**Exercise instructions**
Gather every line in the records below that contains the word "JSON".

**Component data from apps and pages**

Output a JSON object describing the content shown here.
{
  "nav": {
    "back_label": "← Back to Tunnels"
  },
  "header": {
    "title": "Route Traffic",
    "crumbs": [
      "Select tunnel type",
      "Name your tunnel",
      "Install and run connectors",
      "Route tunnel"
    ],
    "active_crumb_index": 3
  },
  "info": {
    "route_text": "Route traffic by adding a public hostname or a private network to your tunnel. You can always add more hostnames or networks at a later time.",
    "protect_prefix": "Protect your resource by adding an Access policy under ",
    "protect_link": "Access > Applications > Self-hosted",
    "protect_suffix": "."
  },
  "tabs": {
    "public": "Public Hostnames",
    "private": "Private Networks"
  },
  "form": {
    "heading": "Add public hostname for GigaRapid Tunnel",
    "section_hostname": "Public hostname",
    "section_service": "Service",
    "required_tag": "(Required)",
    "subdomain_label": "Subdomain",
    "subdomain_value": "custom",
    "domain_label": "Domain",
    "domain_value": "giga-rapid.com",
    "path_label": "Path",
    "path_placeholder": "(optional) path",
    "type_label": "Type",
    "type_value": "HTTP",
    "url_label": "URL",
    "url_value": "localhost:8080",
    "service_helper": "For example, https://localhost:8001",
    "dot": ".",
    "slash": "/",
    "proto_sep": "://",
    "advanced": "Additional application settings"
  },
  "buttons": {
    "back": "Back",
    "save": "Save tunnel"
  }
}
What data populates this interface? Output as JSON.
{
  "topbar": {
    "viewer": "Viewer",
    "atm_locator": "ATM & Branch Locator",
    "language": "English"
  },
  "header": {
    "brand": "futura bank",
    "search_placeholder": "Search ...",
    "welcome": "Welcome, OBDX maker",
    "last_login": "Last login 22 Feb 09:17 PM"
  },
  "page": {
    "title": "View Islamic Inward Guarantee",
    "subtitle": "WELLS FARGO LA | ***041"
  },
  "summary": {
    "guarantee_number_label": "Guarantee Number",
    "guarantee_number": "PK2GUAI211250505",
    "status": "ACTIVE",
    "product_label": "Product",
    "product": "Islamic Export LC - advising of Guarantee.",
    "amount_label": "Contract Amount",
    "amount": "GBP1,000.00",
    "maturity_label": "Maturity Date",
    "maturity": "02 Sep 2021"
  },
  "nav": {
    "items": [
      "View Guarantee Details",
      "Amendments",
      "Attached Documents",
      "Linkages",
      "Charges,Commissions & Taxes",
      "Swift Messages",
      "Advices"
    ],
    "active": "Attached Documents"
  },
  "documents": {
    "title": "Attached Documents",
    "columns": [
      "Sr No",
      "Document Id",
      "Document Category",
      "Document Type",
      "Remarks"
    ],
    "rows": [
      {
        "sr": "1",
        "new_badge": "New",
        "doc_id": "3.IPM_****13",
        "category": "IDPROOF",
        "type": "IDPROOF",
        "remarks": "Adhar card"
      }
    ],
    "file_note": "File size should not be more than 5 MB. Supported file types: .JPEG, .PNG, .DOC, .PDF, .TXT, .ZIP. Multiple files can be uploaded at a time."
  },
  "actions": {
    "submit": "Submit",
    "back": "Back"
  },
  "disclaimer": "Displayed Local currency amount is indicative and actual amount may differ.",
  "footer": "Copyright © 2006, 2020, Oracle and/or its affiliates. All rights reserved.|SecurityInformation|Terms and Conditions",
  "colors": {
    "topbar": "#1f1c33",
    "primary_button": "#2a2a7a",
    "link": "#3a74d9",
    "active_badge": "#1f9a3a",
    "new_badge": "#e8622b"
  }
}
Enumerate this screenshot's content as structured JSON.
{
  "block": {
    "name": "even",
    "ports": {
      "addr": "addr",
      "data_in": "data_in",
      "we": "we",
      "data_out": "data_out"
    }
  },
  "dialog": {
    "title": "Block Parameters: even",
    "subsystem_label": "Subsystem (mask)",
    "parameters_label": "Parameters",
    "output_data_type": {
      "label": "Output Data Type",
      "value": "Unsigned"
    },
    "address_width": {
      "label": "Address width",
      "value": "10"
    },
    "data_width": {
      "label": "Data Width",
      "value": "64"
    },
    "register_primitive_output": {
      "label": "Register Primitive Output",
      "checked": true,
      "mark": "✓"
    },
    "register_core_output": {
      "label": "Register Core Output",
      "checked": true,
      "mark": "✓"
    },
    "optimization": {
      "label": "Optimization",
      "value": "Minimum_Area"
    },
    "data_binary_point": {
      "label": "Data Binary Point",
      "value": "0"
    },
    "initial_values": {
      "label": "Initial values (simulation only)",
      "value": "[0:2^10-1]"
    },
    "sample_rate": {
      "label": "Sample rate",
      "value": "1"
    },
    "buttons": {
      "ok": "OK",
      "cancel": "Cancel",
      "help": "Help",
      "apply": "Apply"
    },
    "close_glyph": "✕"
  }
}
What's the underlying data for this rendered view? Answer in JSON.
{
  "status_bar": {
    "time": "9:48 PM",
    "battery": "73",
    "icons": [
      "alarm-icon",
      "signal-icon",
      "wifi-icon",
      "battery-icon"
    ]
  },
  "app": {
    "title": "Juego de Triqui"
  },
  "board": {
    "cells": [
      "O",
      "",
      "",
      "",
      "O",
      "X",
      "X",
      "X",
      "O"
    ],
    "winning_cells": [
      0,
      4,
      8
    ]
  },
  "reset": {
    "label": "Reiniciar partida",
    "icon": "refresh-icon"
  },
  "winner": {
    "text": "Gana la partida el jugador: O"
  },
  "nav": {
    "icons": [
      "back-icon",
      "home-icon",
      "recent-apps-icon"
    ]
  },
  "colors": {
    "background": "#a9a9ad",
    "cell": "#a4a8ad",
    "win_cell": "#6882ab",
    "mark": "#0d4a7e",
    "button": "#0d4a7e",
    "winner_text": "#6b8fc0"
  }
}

**Expected answer**
Output a JSON object describing the content shown here.
What data populates this interface? Output as JSON.
Enumerate this screenshot's content as structured JSON.
What's the underlying data for this rendered view? Answer in JSON.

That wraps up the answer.